Forum Feature requests

Using better compression and PDF size optimization


The Prince PDF generator is excellent but it produces large documents.
For example, web-developer's PDF-version of HTML5 standard has a size of 20 MB.

But there are some open-source PDF-optimizers like:
(There is a white-paper describing what methods are used.)

After using pdfsizeopt, the size of the document is shrinked to 7,5 MB without loosing quality.

I think, it is worth it.

Thank you.

Edited by IZh

What is time to compress and decompress?

Jim Albright
Wycliffe Bible Translators

It depends on what options are used and what is inside your document.
I have original file of 20,929,761 bytes (with 177 PNG images in it). The document is mostly textual.

I have tested pdfsizeopt with different options (without multivalent):
--use-pngout=false --use-jbig2=false   19.8s 7,803,424
--use-pngout=false --use-jbig2=true    19.8s 7,803,402
--use-pngout=true  --use-jbig2=false 3m27.6s 7,764,166
--use-pngout=true  --use-jbig2=true  3m32.5s 7,764,146

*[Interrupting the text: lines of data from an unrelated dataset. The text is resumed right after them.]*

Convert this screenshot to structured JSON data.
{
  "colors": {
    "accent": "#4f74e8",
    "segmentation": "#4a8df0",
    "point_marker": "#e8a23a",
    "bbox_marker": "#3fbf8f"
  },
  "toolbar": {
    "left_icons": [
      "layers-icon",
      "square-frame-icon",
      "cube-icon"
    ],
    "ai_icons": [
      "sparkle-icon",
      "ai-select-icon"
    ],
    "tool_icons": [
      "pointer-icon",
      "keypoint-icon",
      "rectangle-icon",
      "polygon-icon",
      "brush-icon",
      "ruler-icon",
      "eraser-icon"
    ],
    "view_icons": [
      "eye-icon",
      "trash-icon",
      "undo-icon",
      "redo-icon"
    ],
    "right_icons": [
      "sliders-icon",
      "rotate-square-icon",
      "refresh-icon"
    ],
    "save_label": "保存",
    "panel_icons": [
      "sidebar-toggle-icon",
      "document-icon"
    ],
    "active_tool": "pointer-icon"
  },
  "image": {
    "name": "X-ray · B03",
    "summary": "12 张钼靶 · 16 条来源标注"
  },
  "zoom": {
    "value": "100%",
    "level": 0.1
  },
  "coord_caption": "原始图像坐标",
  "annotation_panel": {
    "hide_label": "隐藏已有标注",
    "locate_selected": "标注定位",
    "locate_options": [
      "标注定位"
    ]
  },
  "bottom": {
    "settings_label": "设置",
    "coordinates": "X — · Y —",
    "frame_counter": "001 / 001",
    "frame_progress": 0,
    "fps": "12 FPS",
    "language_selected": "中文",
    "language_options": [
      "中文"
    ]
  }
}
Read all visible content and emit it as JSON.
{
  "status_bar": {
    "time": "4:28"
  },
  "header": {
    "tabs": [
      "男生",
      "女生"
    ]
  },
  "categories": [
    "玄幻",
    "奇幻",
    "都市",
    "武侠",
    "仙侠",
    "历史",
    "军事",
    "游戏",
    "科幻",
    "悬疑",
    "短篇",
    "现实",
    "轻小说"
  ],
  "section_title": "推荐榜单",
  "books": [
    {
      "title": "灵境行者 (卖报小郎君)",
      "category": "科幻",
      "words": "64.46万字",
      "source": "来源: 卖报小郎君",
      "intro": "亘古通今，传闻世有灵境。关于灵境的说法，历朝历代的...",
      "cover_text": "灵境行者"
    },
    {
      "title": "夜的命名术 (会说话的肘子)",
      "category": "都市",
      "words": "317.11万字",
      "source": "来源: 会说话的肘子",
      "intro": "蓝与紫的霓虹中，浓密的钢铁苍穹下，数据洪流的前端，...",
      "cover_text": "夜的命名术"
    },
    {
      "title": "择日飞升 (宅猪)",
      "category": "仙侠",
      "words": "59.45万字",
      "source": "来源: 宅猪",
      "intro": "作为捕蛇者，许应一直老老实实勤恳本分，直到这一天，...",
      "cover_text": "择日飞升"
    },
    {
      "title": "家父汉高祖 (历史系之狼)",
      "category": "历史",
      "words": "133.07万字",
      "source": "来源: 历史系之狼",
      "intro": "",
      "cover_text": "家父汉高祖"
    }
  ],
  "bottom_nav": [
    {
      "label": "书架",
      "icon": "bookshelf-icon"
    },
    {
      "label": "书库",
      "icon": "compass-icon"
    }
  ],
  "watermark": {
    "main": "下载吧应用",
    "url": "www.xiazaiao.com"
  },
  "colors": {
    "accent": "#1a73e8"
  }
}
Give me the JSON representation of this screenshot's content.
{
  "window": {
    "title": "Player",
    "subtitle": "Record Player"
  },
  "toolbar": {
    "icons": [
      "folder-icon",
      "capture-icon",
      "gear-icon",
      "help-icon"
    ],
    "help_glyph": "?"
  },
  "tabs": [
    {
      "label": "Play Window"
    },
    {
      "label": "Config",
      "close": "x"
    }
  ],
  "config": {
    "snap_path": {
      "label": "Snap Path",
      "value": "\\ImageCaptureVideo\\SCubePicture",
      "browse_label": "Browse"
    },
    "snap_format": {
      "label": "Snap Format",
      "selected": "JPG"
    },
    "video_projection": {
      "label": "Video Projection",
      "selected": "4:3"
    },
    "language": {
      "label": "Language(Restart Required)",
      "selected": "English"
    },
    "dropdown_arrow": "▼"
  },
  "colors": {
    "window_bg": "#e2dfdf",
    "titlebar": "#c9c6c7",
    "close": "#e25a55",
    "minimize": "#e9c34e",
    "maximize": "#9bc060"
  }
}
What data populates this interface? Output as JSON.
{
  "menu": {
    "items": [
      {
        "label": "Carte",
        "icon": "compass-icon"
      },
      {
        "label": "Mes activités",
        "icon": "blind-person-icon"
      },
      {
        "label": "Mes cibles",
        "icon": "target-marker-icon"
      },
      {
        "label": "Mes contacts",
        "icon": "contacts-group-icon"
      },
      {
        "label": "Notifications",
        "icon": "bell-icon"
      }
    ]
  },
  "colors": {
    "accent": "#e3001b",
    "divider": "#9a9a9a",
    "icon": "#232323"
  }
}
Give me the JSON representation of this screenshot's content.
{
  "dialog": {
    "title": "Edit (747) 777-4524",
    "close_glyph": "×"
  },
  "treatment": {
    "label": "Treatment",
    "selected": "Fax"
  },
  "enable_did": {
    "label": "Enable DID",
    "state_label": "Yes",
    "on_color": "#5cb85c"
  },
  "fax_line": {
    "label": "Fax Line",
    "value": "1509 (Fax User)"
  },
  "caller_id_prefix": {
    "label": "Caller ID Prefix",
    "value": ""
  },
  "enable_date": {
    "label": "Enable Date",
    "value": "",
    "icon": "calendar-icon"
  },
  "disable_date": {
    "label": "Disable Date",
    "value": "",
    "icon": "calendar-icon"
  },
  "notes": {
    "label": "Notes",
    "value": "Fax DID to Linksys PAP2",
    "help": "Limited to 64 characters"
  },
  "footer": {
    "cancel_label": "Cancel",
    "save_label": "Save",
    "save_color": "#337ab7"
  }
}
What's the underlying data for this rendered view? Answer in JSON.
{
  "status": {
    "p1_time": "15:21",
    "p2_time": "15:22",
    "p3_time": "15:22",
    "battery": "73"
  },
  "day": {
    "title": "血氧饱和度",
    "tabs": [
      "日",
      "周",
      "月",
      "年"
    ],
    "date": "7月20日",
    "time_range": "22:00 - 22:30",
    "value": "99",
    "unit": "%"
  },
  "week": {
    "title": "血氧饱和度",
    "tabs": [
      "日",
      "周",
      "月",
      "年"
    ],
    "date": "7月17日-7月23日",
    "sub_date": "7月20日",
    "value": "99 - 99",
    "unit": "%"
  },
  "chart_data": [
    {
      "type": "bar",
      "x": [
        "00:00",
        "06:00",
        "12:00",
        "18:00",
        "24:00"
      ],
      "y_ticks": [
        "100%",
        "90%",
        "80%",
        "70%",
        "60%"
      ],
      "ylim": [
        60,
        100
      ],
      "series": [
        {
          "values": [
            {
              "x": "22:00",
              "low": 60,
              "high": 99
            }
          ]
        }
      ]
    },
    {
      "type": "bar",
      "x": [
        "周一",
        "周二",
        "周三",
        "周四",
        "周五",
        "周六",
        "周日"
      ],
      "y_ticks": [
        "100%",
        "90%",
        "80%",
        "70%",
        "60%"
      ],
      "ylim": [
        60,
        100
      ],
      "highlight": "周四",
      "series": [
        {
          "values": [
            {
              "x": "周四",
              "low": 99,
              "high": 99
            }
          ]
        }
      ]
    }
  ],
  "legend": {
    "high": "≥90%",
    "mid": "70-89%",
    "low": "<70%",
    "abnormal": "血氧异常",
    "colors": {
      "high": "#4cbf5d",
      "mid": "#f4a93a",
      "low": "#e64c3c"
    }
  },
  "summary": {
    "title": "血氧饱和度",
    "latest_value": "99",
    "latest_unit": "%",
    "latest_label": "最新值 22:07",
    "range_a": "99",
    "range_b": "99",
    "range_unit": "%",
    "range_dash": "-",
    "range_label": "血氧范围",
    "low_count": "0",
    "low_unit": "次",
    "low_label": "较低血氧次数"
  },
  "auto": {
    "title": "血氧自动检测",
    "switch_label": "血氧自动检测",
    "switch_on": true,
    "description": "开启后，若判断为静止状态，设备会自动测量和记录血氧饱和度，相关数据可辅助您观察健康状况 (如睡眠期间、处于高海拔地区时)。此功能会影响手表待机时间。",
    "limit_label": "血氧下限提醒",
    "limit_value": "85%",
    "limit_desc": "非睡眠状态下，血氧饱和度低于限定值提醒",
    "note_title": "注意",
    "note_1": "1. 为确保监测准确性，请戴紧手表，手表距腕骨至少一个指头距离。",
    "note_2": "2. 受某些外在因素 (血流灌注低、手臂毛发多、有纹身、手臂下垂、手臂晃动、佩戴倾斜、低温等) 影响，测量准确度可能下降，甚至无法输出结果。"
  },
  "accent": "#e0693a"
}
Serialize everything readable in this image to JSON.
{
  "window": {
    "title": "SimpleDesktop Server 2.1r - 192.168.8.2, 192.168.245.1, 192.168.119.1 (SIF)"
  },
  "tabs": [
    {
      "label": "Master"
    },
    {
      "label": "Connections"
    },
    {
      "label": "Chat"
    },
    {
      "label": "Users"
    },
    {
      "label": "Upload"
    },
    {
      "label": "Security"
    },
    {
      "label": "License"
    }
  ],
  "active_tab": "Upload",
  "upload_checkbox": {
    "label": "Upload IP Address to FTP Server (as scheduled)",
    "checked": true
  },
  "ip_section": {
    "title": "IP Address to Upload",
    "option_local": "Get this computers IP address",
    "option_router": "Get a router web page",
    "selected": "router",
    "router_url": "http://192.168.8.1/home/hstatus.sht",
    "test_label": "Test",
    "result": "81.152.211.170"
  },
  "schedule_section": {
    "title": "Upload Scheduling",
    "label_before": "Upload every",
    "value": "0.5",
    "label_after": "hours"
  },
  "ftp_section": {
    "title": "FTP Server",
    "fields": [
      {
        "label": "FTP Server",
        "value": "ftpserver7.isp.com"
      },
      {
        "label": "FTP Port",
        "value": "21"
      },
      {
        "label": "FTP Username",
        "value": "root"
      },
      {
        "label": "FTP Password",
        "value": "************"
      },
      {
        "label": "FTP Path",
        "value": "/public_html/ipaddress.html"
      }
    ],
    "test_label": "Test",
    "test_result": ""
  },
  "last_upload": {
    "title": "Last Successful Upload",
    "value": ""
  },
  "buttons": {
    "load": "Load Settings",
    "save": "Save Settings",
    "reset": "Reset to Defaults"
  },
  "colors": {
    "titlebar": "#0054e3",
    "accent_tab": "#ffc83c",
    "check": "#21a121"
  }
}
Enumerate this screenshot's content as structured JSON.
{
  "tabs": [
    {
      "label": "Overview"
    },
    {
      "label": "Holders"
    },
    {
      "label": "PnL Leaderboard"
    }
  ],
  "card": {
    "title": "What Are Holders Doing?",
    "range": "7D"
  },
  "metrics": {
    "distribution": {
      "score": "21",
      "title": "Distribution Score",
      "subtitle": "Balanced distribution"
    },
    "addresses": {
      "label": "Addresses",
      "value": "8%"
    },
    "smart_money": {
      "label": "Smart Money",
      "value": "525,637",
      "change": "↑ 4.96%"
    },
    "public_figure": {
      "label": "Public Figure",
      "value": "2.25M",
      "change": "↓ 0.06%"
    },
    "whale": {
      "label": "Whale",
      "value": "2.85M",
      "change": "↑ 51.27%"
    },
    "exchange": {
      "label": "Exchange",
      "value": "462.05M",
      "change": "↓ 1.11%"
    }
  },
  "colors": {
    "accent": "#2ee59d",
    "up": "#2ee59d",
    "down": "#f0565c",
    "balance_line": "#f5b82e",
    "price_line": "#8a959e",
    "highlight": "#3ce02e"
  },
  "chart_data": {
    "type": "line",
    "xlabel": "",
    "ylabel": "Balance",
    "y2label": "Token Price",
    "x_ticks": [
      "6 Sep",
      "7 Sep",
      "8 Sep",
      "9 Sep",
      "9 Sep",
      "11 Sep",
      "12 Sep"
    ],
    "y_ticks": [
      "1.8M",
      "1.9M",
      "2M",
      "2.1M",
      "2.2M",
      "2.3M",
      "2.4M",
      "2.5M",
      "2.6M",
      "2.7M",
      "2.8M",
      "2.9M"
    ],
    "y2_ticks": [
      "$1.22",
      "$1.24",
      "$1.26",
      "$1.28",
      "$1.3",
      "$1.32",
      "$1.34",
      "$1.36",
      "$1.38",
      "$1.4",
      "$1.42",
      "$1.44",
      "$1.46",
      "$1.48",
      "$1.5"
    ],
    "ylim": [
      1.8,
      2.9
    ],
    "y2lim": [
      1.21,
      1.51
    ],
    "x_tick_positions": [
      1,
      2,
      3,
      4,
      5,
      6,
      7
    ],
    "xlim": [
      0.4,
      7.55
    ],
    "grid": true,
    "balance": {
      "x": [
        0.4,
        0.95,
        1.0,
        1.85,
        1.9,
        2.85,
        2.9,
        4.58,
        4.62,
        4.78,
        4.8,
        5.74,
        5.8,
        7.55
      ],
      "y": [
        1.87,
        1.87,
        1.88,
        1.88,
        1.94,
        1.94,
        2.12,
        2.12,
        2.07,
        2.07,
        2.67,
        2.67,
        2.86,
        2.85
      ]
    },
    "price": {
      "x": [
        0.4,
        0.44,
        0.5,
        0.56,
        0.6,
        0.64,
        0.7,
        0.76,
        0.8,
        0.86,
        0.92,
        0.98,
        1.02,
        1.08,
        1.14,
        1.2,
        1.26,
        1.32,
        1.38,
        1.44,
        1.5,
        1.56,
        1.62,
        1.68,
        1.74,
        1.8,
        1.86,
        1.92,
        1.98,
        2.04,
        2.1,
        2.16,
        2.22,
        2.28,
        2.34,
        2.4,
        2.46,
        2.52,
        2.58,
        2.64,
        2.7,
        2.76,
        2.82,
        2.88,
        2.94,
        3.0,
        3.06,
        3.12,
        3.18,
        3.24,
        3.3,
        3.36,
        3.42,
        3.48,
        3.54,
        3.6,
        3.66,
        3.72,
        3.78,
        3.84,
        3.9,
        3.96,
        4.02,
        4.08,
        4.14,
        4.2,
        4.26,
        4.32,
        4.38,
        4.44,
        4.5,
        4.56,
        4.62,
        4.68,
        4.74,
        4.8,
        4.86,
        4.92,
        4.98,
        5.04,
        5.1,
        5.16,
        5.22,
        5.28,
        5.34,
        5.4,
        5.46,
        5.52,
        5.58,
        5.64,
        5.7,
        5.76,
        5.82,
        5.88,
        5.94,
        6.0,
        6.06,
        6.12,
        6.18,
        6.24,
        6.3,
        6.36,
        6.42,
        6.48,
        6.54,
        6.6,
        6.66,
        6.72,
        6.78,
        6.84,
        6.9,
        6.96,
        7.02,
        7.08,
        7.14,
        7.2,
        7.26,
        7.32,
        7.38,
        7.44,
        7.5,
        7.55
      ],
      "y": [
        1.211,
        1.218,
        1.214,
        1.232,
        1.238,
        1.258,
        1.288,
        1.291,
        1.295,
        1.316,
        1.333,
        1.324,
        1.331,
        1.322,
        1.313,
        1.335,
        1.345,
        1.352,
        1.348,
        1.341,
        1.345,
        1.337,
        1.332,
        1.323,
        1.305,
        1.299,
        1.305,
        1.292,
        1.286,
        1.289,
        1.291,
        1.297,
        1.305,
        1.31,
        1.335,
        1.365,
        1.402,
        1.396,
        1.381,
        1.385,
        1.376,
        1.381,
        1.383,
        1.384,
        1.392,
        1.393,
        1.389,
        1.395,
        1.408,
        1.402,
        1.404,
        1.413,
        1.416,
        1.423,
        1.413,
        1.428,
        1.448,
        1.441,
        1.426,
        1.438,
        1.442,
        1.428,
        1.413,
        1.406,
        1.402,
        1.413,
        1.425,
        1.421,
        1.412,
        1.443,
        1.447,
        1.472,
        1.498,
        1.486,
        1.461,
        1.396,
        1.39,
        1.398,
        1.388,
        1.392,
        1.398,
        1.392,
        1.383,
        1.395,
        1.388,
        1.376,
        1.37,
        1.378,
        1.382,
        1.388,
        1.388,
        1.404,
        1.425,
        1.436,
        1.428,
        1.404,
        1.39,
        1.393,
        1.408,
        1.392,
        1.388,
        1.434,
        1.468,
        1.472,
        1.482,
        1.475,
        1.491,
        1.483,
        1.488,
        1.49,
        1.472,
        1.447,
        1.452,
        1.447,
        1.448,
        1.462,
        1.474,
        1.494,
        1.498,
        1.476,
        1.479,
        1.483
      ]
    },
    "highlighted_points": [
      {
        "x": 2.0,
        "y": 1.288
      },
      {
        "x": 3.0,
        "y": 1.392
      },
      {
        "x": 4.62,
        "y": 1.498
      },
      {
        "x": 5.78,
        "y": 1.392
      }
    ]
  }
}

As you may see the most of the result is achieved even with disabled all optional utilities.

jbig2 works fast, but I don't have much JPEGs inside my document, so there are almost no impact of using jbig2 nor in size, nor in speed.

The pngout PNGs optimizer works very slow. If you have to create PDF from the same original document it may have sense to optimize original PNGs (before embedding it in PDF) and don't use pngout during PDF optimization. The pngout can considerably reduce size of some PNGs (typically with lots on one-colored areas), but it needs time to try different compression options to find the best one.

I think, the Prince can use some generic PDF optimization techniques that will reduce the size considerably without loosing any visual quality.

As for decompress, I don't quite understand. I don't know how much time PDF reader needs to open optimized version. I didn't compared it.

I optimized documents for web, so the size does matter. I don't think that on modern PCs the optimized document will be opened significantly slower than original.

And it could be made as a command-line option for Prince -- what levels of optimization to use. ;-)
Which input HTML document created the 20Mb output file?
This is WHATWG's version of HTML5 specification.
It is a large document (about 6 MB as I remember). ;-)
Thanks. The PDF size seems to be from the number of links in the document, resulting in many annotation objects. The 20Mb PDF file will shrink to 6Mb if you disable links:
:link { prince-link: none !important }

Perhaps in the future we can improve this by using compressed object streams in the PDF, but for the time being it will be necessary to run pdfsizeopt as an external command.